Psychological support is key

Leading with empathy first brings us to our next point. Psychological support for employees is in more demand now than ever before. Employee wellbeing is an increasingly large concern for most modern companies and many have wellness programs and strategies in place. However, COVID-19 threw new challenges at office management professionals: just how do you ensure that your employees are well-supported to do their jobs when you lose control over their working environment and the mental challenges of work change?

Office managers have a direct impact on the employee experience and many have found the best way to identify and address new challenges is to simply listen to employees. The psychological stresses of remote work are hard for many to articulate and it can be hard for employees to express themselves only through surveys or forms. To mitigate this, many companies are trying to gather more qualitative data from their employees, to pinpoint where they can help. Juana, from N26, echoes this. “I try to make myself available for them, especially during these difficult times we are living in.” N26 has its own ticketing system for employee issues. However, Juana says there’s nothing like the human touch to help reduce stress and anxiety. 

“We have to be good listeners! Before the outbreak, we were hosting weekly walk-in sessions alongside our People Ops teams to encourage communication. Now we do it virtually, via Google Hangouts and Slack.”  

Juana Gatti, Office Manager @ N26

N26 employees also have private healthcare, which includes access to psychological support.

Juana spoke of how they kept WE26, the N26 intranet, updated with valuable info and advice including health tips, fun lockdown activities, book recommendations, and the latest updates from founders. “During the strictest part of the lockdown, we also had access to free online Yoga classes and a free 3-month trial of Headspace- a really cool meditation app.”  

Creative initiatives show people they matter 

The office management team’s philosophy at TravelPerk has been to show employees that their health comes first and that TravelPerk is invested in them. Putting people first has been a necessity for many companies. We’ve seen some great examples of how businesses are finding innovative ways of showing they are human-first organizations

TransferWise bought face masks for their employees, back when COVID-19 was a distant fear. “When the pandemic hit and we switched to remote work, we had several hundred face masks left in our Budapest and Tallinn offices,” Jana explains. “At this time, face masks had become hard to get, and hospitals had huge shortages.” TransferWise donated all of their face masks to the hospitals that needed them most. 

TransferWise didn’t stop there. As schools closed and education continued at home, TransferWise’s Tallinn IT team donated 100 laptops to Estonian families in need, and gave a number of headsets and other equipment to local schools. TransferWise employees also organized a series of virtual tech classes, sharing their tech knowledge with local children with a new learning program.

Office managers show they are the beating heart of the company

Yes, Coronavirus has changed our world. The way we work, the way we interact, and the way we think, have all been drastically altered. We’ve suffered significant losses, both financially and personally. 

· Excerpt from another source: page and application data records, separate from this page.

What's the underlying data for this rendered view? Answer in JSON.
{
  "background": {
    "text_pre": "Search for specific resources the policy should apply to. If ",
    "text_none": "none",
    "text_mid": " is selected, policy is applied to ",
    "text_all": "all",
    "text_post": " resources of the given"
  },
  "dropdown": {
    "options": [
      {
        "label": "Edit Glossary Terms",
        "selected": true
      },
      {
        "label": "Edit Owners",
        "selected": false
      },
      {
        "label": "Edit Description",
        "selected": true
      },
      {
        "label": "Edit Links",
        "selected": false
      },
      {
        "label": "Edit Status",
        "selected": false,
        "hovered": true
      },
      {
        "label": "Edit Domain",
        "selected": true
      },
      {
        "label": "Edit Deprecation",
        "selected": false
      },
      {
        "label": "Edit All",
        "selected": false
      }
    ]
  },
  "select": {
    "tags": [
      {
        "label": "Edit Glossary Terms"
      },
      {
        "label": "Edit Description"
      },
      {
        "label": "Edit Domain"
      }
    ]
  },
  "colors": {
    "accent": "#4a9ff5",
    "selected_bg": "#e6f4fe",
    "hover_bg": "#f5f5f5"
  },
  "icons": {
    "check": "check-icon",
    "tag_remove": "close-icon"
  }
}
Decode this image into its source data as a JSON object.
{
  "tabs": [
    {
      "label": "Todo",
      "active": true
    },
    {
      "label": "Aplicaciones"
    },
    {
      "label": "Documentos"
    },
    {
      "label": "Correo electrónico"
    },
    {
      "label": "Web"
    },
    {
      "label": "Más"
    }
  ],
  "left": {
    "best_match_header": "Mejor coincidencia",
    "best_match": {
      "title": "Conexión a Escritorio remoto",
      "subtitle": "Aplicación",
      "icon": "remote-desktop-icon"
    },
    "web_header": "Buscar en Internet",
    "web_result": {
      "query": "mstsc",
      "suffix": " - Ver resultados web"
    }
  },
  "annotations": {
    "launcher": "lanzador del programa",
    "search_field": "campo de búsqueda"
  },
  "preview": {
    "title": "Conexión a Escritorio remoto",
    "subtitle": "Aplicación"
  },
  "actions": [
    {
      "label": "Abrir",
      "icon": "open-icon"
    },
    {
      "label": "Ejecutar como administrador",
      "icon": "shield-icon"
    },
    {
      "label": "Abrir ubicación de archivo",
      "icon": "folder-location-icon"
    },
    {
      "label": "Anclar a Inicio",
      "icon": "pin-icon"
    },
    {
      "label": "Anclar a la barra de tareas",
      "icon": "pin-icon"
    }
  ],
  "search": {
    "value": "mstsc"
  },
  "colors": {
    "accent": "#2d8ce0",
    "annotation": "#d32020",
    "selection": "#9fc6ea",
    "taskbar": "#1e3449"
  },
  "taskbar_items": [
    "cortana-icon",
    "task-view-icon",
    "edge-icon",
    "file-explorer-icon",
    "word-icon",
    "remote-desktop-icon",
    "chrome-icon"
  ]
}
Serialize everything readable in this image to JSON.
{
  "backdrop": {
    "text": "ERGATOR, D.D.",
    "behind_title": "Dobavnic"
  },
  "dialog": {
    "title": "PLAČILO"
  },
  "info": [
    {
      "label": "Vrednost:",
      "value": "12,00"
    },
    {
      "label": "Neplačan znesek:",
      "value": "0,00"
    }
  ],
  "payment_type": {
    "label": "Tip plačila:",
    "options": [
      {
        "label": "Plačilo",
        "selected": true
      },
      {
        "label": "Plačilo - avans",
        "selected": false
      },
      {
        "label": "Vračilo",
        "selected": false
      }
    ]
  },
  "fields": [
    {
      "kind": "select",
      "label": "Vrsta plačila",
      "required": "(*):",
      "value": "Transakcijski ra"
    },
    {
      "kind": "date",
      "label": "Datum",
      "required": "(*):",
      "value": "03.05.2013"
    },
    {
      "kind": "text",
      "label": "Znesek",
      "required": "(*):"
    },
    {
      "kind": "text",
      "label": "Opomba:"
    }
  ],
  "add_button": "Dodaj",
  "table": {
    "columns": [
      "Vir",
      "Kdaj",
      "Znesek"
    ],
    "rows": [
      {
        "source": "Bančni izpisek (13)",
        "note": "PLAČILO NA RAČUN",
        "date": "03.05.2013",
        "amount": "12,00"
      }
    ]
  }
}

Yet, out of this tragedy, we’ve been reminded to reconnect and to ultimately stay human. In the workplace, office managers have been at the heart of change and support. They’ve helped get staff to a place, both physically and mentally, where they can work and bring value to the company. They have been at the vanguard of leading support initiatives which have real psychological and business benefits. Ultimately, office managers have been essential to businesses navigating through these uncertain times, and their acts of kindness and empathy are examples for many. 

In fact, Oriol Riera from TravelPerk could not have said it better, 

“I think our office management team are the unsung superstars of the company.” 

– We completely agree.